So I did live comedy. I did the Edinburgh Festival in England which is a comedy festival, and then I did a double act and I’m writing a sketch show with my double act partner now for the BBC. Me and my brother make a TV show called Stath Lets Flats which is on Channel Four. So I’ve just been a comedy actress and writer for a number of years and then got this audition. Basically I was in a film, I had one line in a film.”

Which movie?

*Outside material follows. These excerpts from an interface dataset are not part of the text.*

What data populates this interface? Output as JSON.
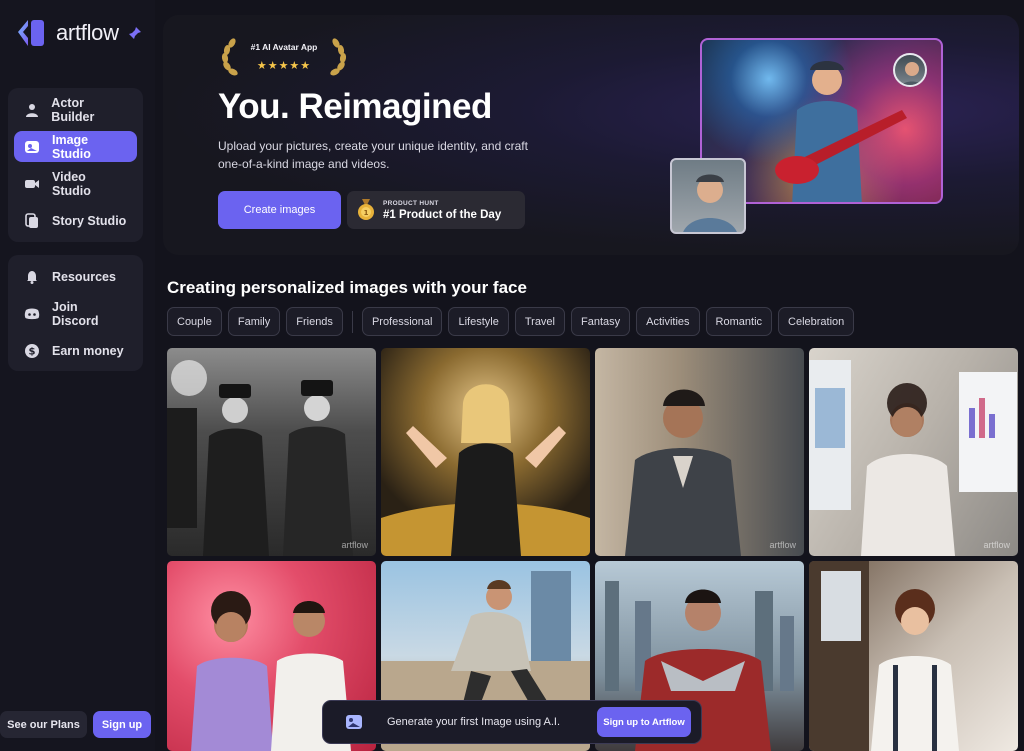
{
  "brand": {
    "name": "artflow",
    "accent": "#6b63f0"
  },
  "sidebar": {
    "primary": [
      {
        "label": "Actor Builder",
        "icon": "person-icon",
        "active": false
      },
      {
        "label": "Image Studio",
        "icon": "image-studio-icon",
        "active": true
      },
      {
        "label": "Video Studio",
        "icon": "video-camera-icon",
        "active": false
      },
      {
        "label": "Story Studio",
        "icon": "story-icon",
        "active": false
      }
    ],
    "secondary": [
      {
        "label": "Resources",
        "icon": "bell-icon"
      },
      {
        "label": "Join Discord",
        "icon": "discord-icon"
      },
      {
        "label": "Earn money",
        "icon": "dollar-icon"
      }
    ],
    "plans_label": "See our Plans",
    "signup_label": "Sign up"
  },
  "hero": {
    "award_title": "#1 AI Avatar App",
    "award_stars": "★★★★★",
    "title": "You. Reimagined",
    "subtitle": "Upload your pictures, create your unique identity, and craft one-of-a-kind image and videos.",
    "cta_label": "Create images",
    "ph_small": "PRODUCT HUNT",
    "ph_big": "#1 Product of the Day"
  },
  "section": {
    "title": "Creating personalized images with your face",
    "chips_group1": [
      "Couple",
      "Family",
      "Friends"
    ],
    "chips_group2": [
      "Professional",
      "Lifestyle",
      "Travel",
      "Fantasy",
      "Activities",
      "Romantic",
      "Celebration"
    ]
  },
  "gallery": {
    "watermark": "artflow"
  },
  "banner": {
    "text": "Generate your first Image using A.I.",
    "button_label": "Sign up to Artflow"
  }
}
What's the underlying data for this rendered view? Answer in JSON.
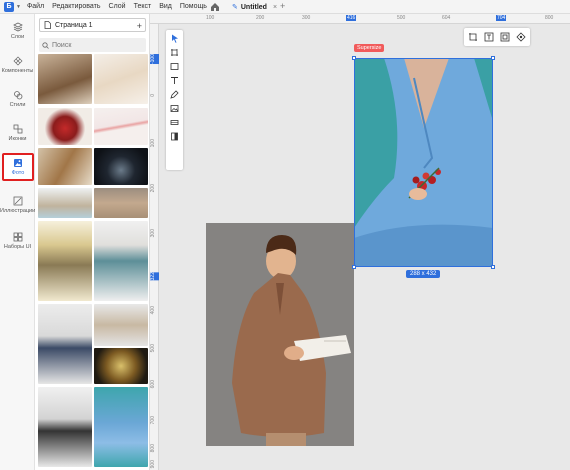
{
  "menubar": {
    "logo": "Б",
    "items": [
      "Файл",
      "Редактировать",
      "Слой",
      "Текст",
      "Вид",
      "Помощь"
    ],
    "doc_tab": "Untitled",
    "tab_close": "×",
    "new_tab": "+"
  },
  "rail": {
    "items": [
      "Слои",
      "Компоненты",
      "Стили",
      "Иконки",
      "Фото",
      "Иллюстрации",
      "Наборы UI"
    ],
    "active": "Фото",
    "accent": "#e02020"
  },
  "panel": {
    "page_name": "Страница 1",
    "add_label": "+",
    "search_placeholder": "Поиск"
  },
  "canvas": {
    "ruler_top": [
      "100",
      "200",
      "300",
      "416",
      "500",
      "604",
      "704",
      "800"
    ],
    "ruler_top_highlight": [
      "416",
      "704"
    ],
    "ruler_left": [
      "-100",
      "0",
      "100",
      "200",
      "300",
      "322",
      "400",
      "500",
      "600",
      "700",
      "800",
      "900"
    ],
    "ruler_left_highlight": [
      "-100",
      "322"
    ],
    "selected_layer_label": "Supersize",
    "selection_size": "288 x 432",
    "selection_color": "#2f6fdc"
  }
}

Natasia Demetriou: “Called The Festival, written and directed by Iain Morris and Jemaine’s in that film. One of my best friends, Claudia O’Doherty is in that film so we were all having a dinner, a cast dinner, and very serendipitously I was seated next to Jemaine at this dinner. And I was like, ‘Oh my god, I’m sitting next to Jermaine.’ And then he was like, ‘I know who you are.’ I was like, ‘How do you know who I am?’ He was like, ‘I did a podcast called The Adam Buxton Podcast’ – who’s a British comedian – ‘and I really liked it. And you’re Greek. My wife’s Greek.’

So, we had a lot to talk about. Then six months later I got the audition. I messaged him on Twitter being like, ‘I’m so sorry I did such a bad audition.’ He just messaged me back in true Jemaine style being like, ‘It wasn’t bad. It was excellent.’ And then I got a callback and then I got the part. It was very exciting.”